“This poem begins with a quotation from the American poet Charles Olson which says, ‘it is true. It does nest with the opening year but not on the waters…’ Kingfisher. How do you describe the blue you’ve never seen? I was fixing the biting muscles of mitts to the boy’s fingers. You saw the tailless hologram shoot its bib of awe. I was holding the boy from the lagoon-green under breeze of the lake. The blue flecks shook green it’s Atlantic dorsal. I was persuading the boy that faces in puddles were not the only ones to understand him – the savage Buddha ball bearing for digested fishbone. I was hauling the boys knees from the ulcer of lap pools, the blast of Bunsen made swift if it’s short fuel. I was kneading the yeast kisses he tossed to Canada geese. And as your lizard-shed January skin, I was searching the path for the boy’s alchemy of chance in gold grass. The pixilated dash from Victorian taxidermists. I was pushing the boy in euphorics towards the A roads of futurist fire services. The damsel blue hunter thrust its mollusk glance. I read that night, only the righteous see the kingfisher. I was later, the boy asleep, his consciousness given back to dreams, a gale to the wind chimes, his exhausted limbs lit by the trip-switch of pulse. The righteous one said, as I drifted to dark – said the one word, kingfisher. And I caught his blue, pulled back from the only place I’d ever seen him.

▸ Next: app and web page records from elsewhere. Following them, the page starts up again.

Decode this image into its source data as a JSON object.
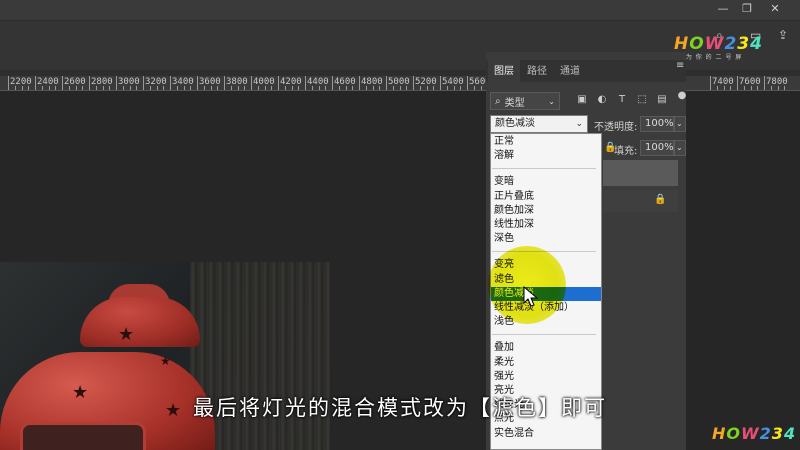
{
  "window": {
    "minimize": "—",
    "restore": "❐",
    "close": "✕"
  },
  "ruler": {
    "labels": [
      "2200",
      "2400",
      "2600",
      "2800",
      "3000",
      "3200",
      "3400",
      "3600",
      "3800",
      "4000",
      "4200",
      "4400",
      "4600",
      "4800",
      "5000",
      "5200",
      "5400",
      "5600",
      "5800",
      "6000",
      "6200",
      "6400",
      "6600",
      "6800",
      "7000",
      "7200",
      "7400",
      "7600",
      "7800"
    ]
  },
  "logo": {
    "text": "HOW234",
    "sub": "当 前 为 你 的 二 号 屏",
    "colors": [
      "#f5a623",
      "#7ed321",
      "#e94e77",
      "#4a90e2",
      "#f8e71c",
      "#50e3c2"
    ]
  },
  "panel": {
    "tabs": [
      "图层",
      "路径",
      "通道"
    ],
    "filter_label": "类型",
    "filter_icons": [
      "image-filter-icon",
      "adjustment-filter-icon",
      "type-filter-icon",
      "shape-filter-icon",
      "smart-object-filter-icon"
    ],
    "blend_mode": "颜色减淡",
    "opacity_label": "不透明度:",
    "opacity_value": "100%",
    "fill_label": "填充:",
    "fill_value": "100%"
  },
  "dropdown": {
    "groups": [
      [
        "正常",
        "溶解"
      ],
      [
        "变暗",
        "正片叠底",
        "颜色加深",
        "线性加深",
        "深色"
      ],
      [
        "变亮",
        "滤色",
        "颜色减淡",
        "线性减淡（添加）",
        "浅色"
      ],
      [
        "叠加",
        "柔光",
        "强光",
        "亮光",
        "线性光",
        "点光",
        "实色混合"
      ]
    ],
    "selected": "颜色减淡"
  },
  "subtitle": "最后将灯光的混合模式改为【滤色】即可",
  "colors": {
    "highlight_blue": "#1c6fd1",
    "cursor_yellow": "#eaea12"
  }
}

I heard McCabe read his poem Kingfisher in a brief radio spot on NPR and wondered, without any judgment, why poet Charles Olson was referenced and Gerard Manley Hopkins’ As Kingfishers Catch Fire, Dragonflies Draw Flame, wasn’t.
As kingfishers catch fire, dragonflies dráw fláme;
As tumbled over rim in roundy wells
Stones ring; like each tucked string tells, each hung bell’s
Bow swung finds tongue to fling out broad its name;
Each mortal thing does one thing and the same:
Deals out that being indoors each one dwells;
Selves—goes itself; myself it speaks and spells,
Crying Whát I do is me: for that I came.
Í say móre: the just man justices;
Kéeps gráce: thát keeps all his goings graces;
Acts in God’s eye what in God’s eye he is—
Chríst—for Christ plays in ten thousand places,
Lovely in limbs, and lovely in eyes not his
To the Father through the features of men’s faces.
Interestingly, as I have sat here and written today’s post on my back patio the birds in the alley have gone from raucous to nearly silent, which brings to mind another gem Jim Tate pointed me to on August 18. I replied to Jim that the story was one of the most beautiful things I had read in quite some time, and that it helped me recall my daily walks at Audubon Park in New Orleans, where I circled “bird Island” watching all kinds of amazing birds slowly returning after hurricane Katrina. It’s well worth a read: http://opinionator.blogs.nytimes.com/2014/08/16/what-the-sparrows-told-me